EXERCISE GOAL: An identical copy of all the entries is the required result.

[Entries from a dataset of interfaces]
+++
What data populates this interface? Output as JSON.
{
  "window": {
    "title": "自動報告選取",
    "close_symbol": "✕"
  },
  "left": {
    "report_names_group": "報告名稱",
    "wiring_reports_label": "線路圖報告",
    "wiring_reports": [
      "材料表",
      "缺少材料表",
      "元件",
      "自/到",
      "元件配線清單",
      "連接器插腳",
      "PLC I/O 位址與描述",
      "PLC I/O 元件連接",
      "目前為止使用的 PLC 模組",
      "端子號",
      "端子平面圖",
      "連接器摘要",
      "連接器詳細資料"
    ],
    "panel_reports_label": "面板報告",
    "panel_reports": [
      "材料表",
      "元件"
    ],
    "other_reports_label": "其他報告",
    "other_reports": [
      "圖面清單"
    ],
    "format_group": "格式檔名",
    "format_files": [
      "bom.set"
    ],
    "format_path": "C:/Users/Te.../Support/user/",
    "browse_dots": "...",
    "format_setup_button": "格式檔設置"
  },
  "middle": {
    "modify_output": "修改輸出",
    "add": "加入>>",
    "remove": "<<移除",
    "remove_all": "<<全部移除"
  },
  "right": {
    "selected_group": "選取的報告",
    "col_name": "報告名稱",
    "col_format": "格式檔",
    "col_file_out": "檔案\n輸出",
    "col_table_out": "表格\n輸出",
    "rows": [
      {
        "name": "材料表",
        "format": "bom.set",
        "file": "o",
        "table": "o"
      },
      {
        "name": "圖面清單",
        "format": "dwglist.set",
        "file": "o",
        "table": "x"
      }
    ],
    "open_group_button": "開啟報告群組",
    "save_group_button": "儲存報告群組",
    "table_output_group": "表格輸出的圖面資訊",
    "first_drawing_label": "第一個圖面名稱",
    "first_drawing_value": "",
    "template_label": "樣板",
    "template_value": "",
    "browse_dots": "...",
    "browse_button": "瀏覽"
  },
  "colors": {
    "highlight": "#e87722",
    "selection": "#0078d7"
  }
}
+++
EXERCISE RESPONSE:
What data populates this interface? Output as JSON.
{
  "window": {
    "title": "自動報告選取",
    "close_symbol": "✕"
  },
  "left": {
    "report_names_group": "報告名稱",
    "wiring_reports_label": "線路圖報告",
    "wiring_reports": [
      "材料表",
      "缺少材料表",
      "元件",
      "自/到",
      "元件配線清單",
      "連接器插腳",
      "PLC I/O 位址與描述",
      "PLC I/O 元件連接",
      "目前為止使用的 PLC 模組",
      "端子號",
      "端子平面圖",
      "連接器摘要",
      "連接器詳細資料"
    ],
    "panel_reports_label": "面板報告",
    "panel_reports": [
      "材料表",
      "元件"
    ],
    "other_reports_label": "其他報告",
    "other_reports": [
      "圖面清單"
    ],
    "format_group": "格式檔名",
    "format_files": [
      "bom.set"
    ],
    "format_path": "C:/Users/Te.../Support/user/",
    "browse_dots": "...",
    "format_setup_button": "格式檔設置"
  },
  "middle": {
    "modify_output": "修改輸出",
    "add": "加入>>",
    "remove": "<<移除",
    "remove_all": "<<全部移除"
  },
  "right": {
    "selected_group": "選取的報告",
    "col_name": "報告名稱",
    "col_format": "格式檔",
    "col_file_out": "檔案\n輸出",
    "col_table_out": "表格\n輸出",
    "rows": [
      {
        "name": "材料表",
        "format": "bom.set",
        "file": "o",
        "table": "o"
      },
      {
        "name": "圖面清單",
        "format": "dwglist.set",
        "file": "o",
        "table": "x"
      }
    ],
    "open_group_button": "開啟報告群組",
    "save_group_button": "儲存報告群組",
    "table_output_group": "表格輸出的圖面資訊",
    "first_drawing_label": "第一個圖面名稱",
    "first_drawing_value": "",
    "template_label": "樣板",
    "template_value": "",
    "browse_dots": "...",
    "browse_button": "瀏覽"
  },
  "colors": {
    "highlight": "#e87722",
    "selection": "#0078d7"
  }
}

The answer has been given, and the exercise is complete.